  1. Drown your town, drown the world (Galileo’s Pendulum): My colleague Andrew David Thaler asked how much water would be required to flood the whole world to the height of Mount Everest, so I took up the challenge.
  2. Hellish exoplanet has Earth-like density and composition (Ars Technica): It’s difficult to measure both the mass and the size of exoplanets (planets orbiting other stars), because discovery methods are complementary to each other. A new pair of papers described the first exoplanet with a density similar to Earth’s, meaning it probably has a similar composition. However, the planet is hot enough to melt most rocks. Don’t plan your vacation there.
  3. New LUX experiment: No dark matter in this corner (Ars Technica): Researchers operating the Large Underground Xenon (LUX) dark matter detector announced the results of the first three months of operation. They found: nothing. Well, specifically they found nothing where some other detectors might have found a possible dark matter signature.
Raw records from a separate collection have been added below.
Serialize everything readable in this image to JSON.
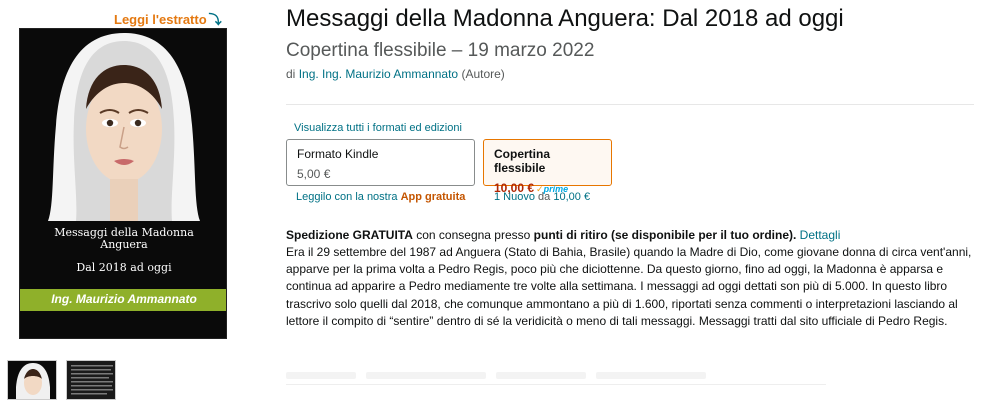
{
  "look_inside": {
    "label": "Leggi l'estratto",
    "arrow": "⤵"
  },
  "cover": {
    "title": "Messaggi della Madonna Anguera",
    "subtitle": "Dal 2018 ad oggi",
    "author": "Ing. Maurizio Ammannato",
    "band_color": "#8fb02a"
  },
  "product": {
    "title": "Messaggi della Madonna Anguera: Dal 2018 ad oggi",
    "subtitle": "Copertina flessibile – 19 marzo 2022",
    "by_prefix": "di",
    "author": "Ing. Ing. Maurizio Ammannato",
    "role": "(Autore)"
  },
  "formats": {
    "view_all": "Visualizza tutti i formati ed edizioni",
    "kindle": {
      "name": "Formato Kindle",
      "price": "5,00 €",
      "below_text": "Leggilo con la nostra",
      "below_app": "App gratuita"
    },
    "paperback": {
      "name": "Copertina flessibile",
      "price": "10,00 €",
      "prime_check": "✓",
      "prime_label": "prime",
      "offers_link": "1 Nuovo",
      "offers_from": "da",
      "offers_price": "10,00 €"
    }
  },
  "shipping": {
    "label": "Spedizione GRATUITA",
    "middle": "con consegna presso",
    "bold": "punti di ritiro (se disponibile per il tuo ordine).",
    "details_link": "Dettagli"
  },
  "description": "Era il 29 settembre del 1987 ad Anguera (Stato di Bahia, Brasile) quando la Madre di Dio, come giovane donna di circa vent'anni, apparve per la prima volta a Pedro Regis, poco più che diciottenne. Da questo giorno, fino ad oggi, la Madonna è apparsa e continua ad apparire a Pedro mediamente tre volte alla settimana. I messaggi ad oggi dettati son più di 5.000. In questo libro trascrivo solo quelli dal 2018, che comunque ammontano a più di 1.600, riportati senza commenti o interpretazioni lasciando al lettore il compito di “sentire” dentro di sé la veridicità o meno di tali messaggi. Messaggi tratti dal sito ufficiale di Pedro Regis.",
  "colors": {
    "link": "#007185",
    "price": "#b12704",
    "selected_border": "#e77600",
    "look_inside": "#e47911"
  }
}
  4. Ghosts in the detector: why null results are part of science too (Galileo’s Pendulum): To follow up that previous article, here’s why the LUX detector wasn’t a failure, and definitely why we shouldn’t think dark matter doesn’t exist.
  5. A comment on comments, with cats (Galileo’s Pendulum): Comments on websites have always been a point of some debate. Do we have them? How do we moderate them? What constitutes reasonable commenting, and who makes that decision? Because of an ongoing “debate” between a few vocal people about pterosaur flight (of all things) on an old post about gravity, which I simply don’t have time or willingness to moderate, I decided to close down comment threads on older posts. That riled some people up.
  6. So close, yet so far (Galileo’s Pendulum): The closest star to the Solar System is invisible to the unaided eye, but in many ways it’s a more typical star than the Sun — much less the other stars we see in the night sky.
  7. The census of alien worlds (Galileo’s Pendulum): The Kepler observatory’s primary mission is over, but its legacy lives on. Based on Kepler data, scientists have estimated the possible number of Earth-class planets orbiting at habitable distances from Sun-like stars. Here’s my take on that study.
  8. I don’t believe in science (Galileo’s Pendulum): Oftentimes, big ideas in science — the Big Bang model, evolution, climate change — are regarded as optional, matters of belief. Here are some of my musings about science, belief, and what it means to trust science in the face of bad behavior, fraud, and controversy.
  9. Weekly Space Hangout (Universe Today): Yesterday, I participated in the weekly round-up of space and astronomy news, in conversation with other science writers. Much fun was had!